> **What to do**:
In your copy, repeat each record exactly and include no pictures.

> **Records for this task**:
- Opening Delimiter -

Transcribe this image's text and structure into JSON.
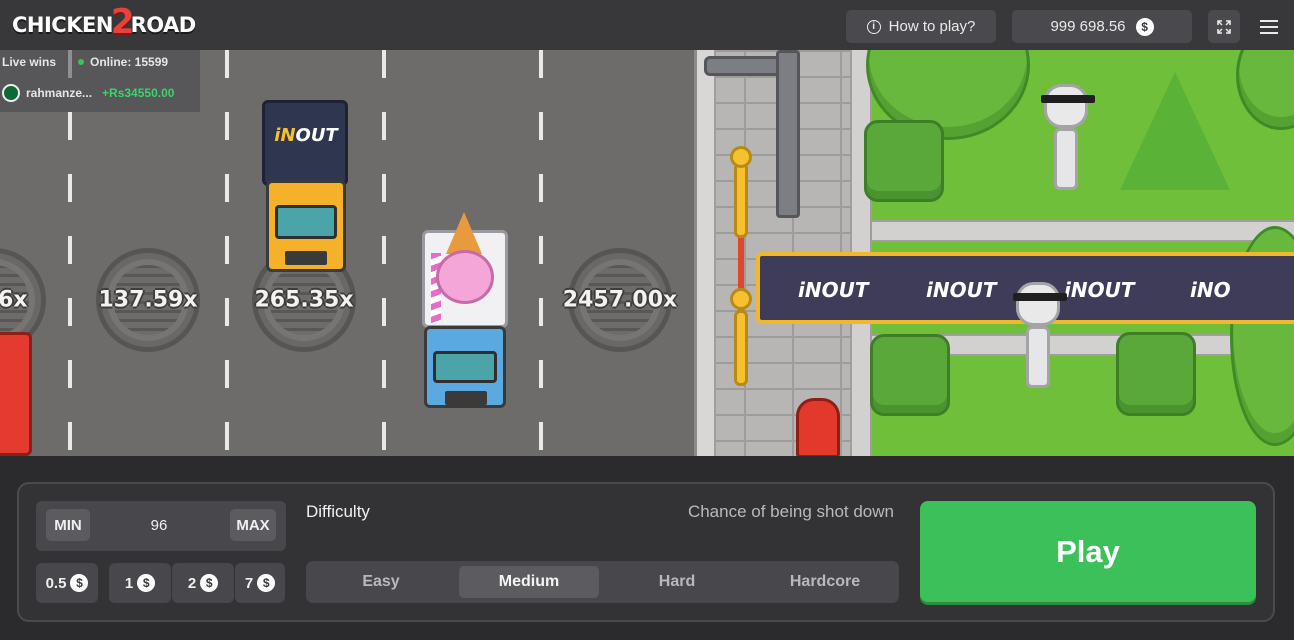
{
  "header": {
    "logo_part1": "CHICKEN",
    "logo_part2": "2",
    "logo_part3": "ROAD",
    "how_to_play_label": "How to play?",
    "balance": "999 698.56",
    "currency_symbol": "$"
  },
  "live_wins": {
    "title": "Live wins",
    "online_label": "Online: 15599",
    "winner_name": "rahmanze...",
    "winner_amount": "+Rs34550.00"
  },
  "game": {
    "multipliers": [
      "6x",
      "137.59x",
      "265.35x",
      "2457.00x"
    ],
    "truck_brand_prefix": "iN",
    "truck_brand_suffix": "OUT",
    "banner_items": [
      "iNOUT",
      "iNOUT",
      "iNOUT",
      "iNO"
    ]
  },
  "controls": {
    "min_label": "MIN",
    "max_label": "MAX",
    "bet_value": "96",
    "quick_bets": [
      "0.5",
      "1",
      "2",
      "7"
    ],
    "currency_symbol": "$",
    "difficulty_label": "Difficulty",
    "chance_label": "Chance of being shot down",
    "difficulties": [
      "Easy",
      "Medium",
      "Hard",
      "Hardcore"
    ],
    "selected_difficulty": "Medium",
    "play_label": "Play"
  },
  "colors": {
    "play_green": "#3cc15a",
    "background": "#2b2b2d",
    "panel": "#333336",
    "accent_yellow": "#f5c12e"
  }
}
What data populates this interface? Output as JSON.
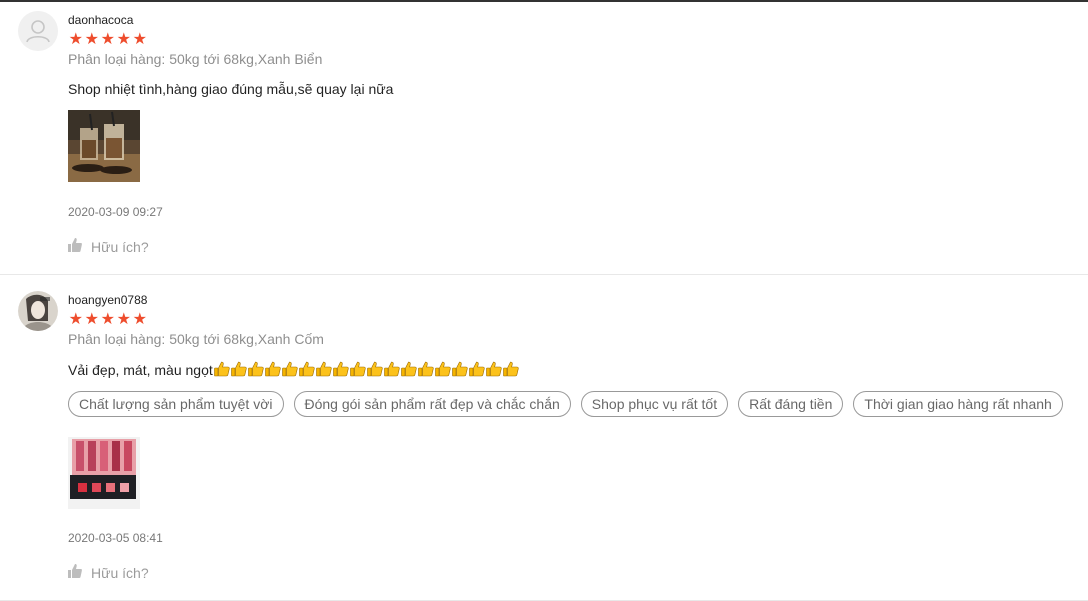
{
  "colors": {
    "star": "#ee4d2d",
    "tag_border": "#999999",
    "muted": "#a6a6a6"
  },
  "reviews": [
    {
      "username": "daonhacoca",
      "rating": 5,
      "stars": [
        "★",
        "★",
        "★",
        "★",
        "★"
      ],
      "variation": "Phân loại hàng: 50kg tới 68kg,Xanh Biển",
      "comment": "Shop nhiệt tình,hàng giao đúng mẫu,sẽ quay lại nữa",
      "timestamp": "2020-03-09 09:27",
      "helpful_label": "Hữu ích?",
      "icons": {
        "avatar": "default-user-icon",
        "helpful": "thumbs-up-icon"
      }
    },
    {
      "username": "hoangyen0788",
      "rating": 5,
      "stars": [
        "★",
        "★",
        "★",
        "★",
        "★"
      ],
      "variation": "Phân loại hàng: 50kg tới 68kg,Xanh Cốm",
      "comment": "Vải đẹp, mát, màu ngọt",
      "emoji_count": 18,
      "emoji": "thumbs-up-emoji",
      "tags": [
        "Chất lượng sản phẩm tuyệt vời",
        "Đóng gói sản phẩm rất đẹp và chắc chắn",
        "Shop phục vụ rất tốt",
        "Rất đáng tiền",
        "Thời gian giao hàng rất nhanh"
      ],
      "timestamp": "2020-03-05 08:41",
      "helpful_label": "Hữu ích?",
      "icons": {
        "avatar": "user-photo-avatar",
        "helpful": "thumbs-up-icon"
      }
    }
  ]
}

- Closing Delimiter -

> **Solution**:
Transcribe this image's text and structure into JSON.
{
  "header": {
    "logo_part1": "CHICKEN",
    "logo_part2": "2",
    "logo_part3": "ROAD",
    "how_to_play_label": "How to play?",
    "balance": "999 698.56",
    "currency_symbol": "$"
  },
  "live_wins": {
    "title": "Live wins",
    "online_label": "Online: 15599",
    "winner_name": "rahmanze...",
    "winner_amount": "+Rs34550.00"
  },
  "game": {
    "multipliers": [
      "6x",
      "137.59x",
      "265.35x",
      "2457.00x"
    ],
    "truck_brand_prefix": "iN",
    "truck_brand_suffix": "OUT",
    "banner_items": [
      "iNOUT",
      "iNOUT",
      "iNOUT",
      "iNO"
    ]
  },
  "controls": {
    "min_label": "MIN",
    "max_label": "MAX",
    "bet_value": "96",
    "quick_bets": [
      "0.5",
      "1",
      "2",
      "7"
    ],
    "currency_symbol": "$",
    "difficulty_label": "Difficulty",
    "chance_label": "Chance of being shot down",
    "difficulties": [
      "Easy",
      "Medium",
      "Hard",
      "Hardcore"
    ],
    "selected_difficulty": "Medium",
    "play_label": "Play"
  },
  "colors": {
    "play_green": "#3cc15a",
    "background": "#2b2b2d",
    "panel": "#333336",
    "accent_yellow": "#f5c12e"
  }
}
What data populates this interface? Output as JSON.
{
  "colors": {
    "star": "#ee4d2d",
    "tag_border": "#999999",
    "muted": "#a6a6a6"
  },
  "reviews": [
    {
      "username": "daonhacoca",
      "rating": 5,
      "stars": [
        "★",
        "★",
        "★",
        "★",
        "★"
      ],
      "variation": "Phân loại hàng: 50kg tới 68kg,Xanh Biển",
      "comment": "Shop nhiệt tình,hàng giao đúng mẫu,sẽ quay lại nữa",
      "timestamp": "2020-03-09 09:27",
      "helpful_label": "Hữu ích?",
      "icons": {
        "avatar": "default-user-icon",
        "helpful": "thumbs-up-icon"
      }
    },
    {
      "username": "hoangyen0788",
      "rating": 5,
      "stars": [
        "★",
        "★",
        "★",
        "★",
        "★"
      ],
      "variation": "Phân loại hàng: 50kg tới 68kg,Xanh Cốm",
      "comment": "Vải đẹp, mát, màu ngọt",
      "emoji_count": 18,
      "emoji": "thumbs-up-emoji",
      "tags": [
        "Chất lượng sản phẩm tuyệt vời",
        "Đóng gói sản phẩm rất đẹp và chắc chắn",
        "Shop phục vụ rất tốt",
        "Rất đáng tiền",
        "Thời gian giao hàng rất nhanh"
      ],
      "timestamp": "2020-03-05 08:41",
      "helpful_label": "Hữu ích?",
      "icons": {
        "avatar": "user-photo-avatar",
        "helpful": "thumbs-up-icon"
      }
    }
  ]
}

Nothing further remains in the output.